# INSTRUCTIONS TO FOLLOW
Omit every picture, then return each line of the data below exactly.

+-------+

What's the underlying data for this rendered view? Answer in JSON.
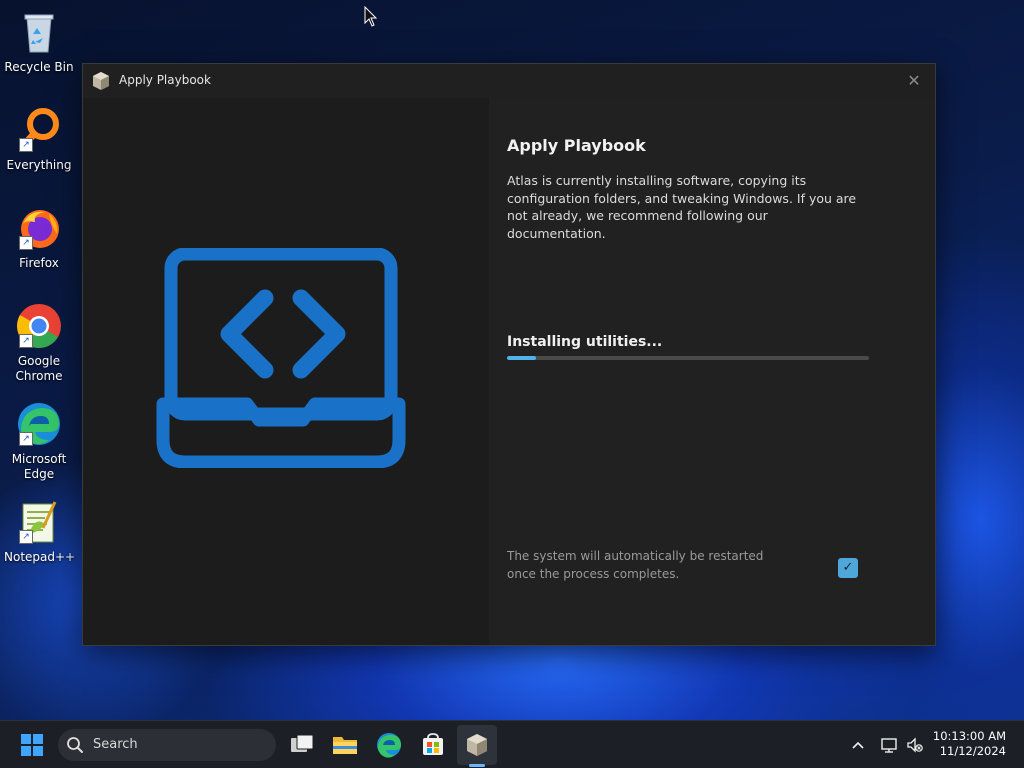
{
  "desktop": {
    "icons": [
      {
        "label": "Recycle Bin"
      },
      {
        "label": "Everything"
      },
      {
        "label": "Firefox"
      },
      {
        "label": "Google Chrome"
      },
      {
        "label": "Microsoft Edge"
      },
      {
        "label": "Notepad++"
      }
    ]
  },
  "window": {
    "title": "Apply Playbook",
    "close_glyph": "✕",
    "heading": "Apply Playbook",
    "description": "Atlas is currently installing software, copying its configuration folders, and tweaking Windows. If you are not already, we recommend following our documentation.",
    "status": "Installing utilities...",
    "progress": 0.08,
    "restart_note": "The system will automatically be restarted once the process completes.",
    "restart_checked": true,
    "check_glyph": "✓"
  },
  "taskbar": {
    "search_label": "Search",
    "time": "10:13:00 AM",
    "date": "11/12/2024"
  },
  "colors": {
    "accent": "#4fb3e8",
    "illustration": "#1a72c8"
  }
}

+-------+

# EXERCISE SOLUTION
What's the underlying data for this rendered view? Answer in JSON.
{
  "desktop": {
    "icons": [
      {
        "label": "Recycle Bin"
      },
      {
        "label": "Everything"
      },
      {
        "label": "Firefox"
      },
      {
        "label": "Google Chrome"
      },
      {
        "label": "Microsoft Edge"
      },
      {
        "label": "Notepad++"
      }
    ]
  },
  "window": {
    "title": "Apply Playbook",
    "close_glyph": "✕",
    "heading": "Apply Playbook",
    "description": "Atlas is currently installing software, copying its configuration folders, and tweaking Windows. If you are not already, we recommend following our documentation.",
    "status": "Installing utilities...",
    "progress": 0.08,
    "restart_note": "The system will automatically be restarted once the process completes.",
    "restart_checked": true,
    "check_glyph": "✓"
  },
  "taskbar": {
    "search_label": "Search",
    "time": "10:13:00 AM",
    "date": "11/12/2024"
  },
  "colors": {
    "accent": "#4fb3e8",
    "illustration": "#1a72c8"
  }
}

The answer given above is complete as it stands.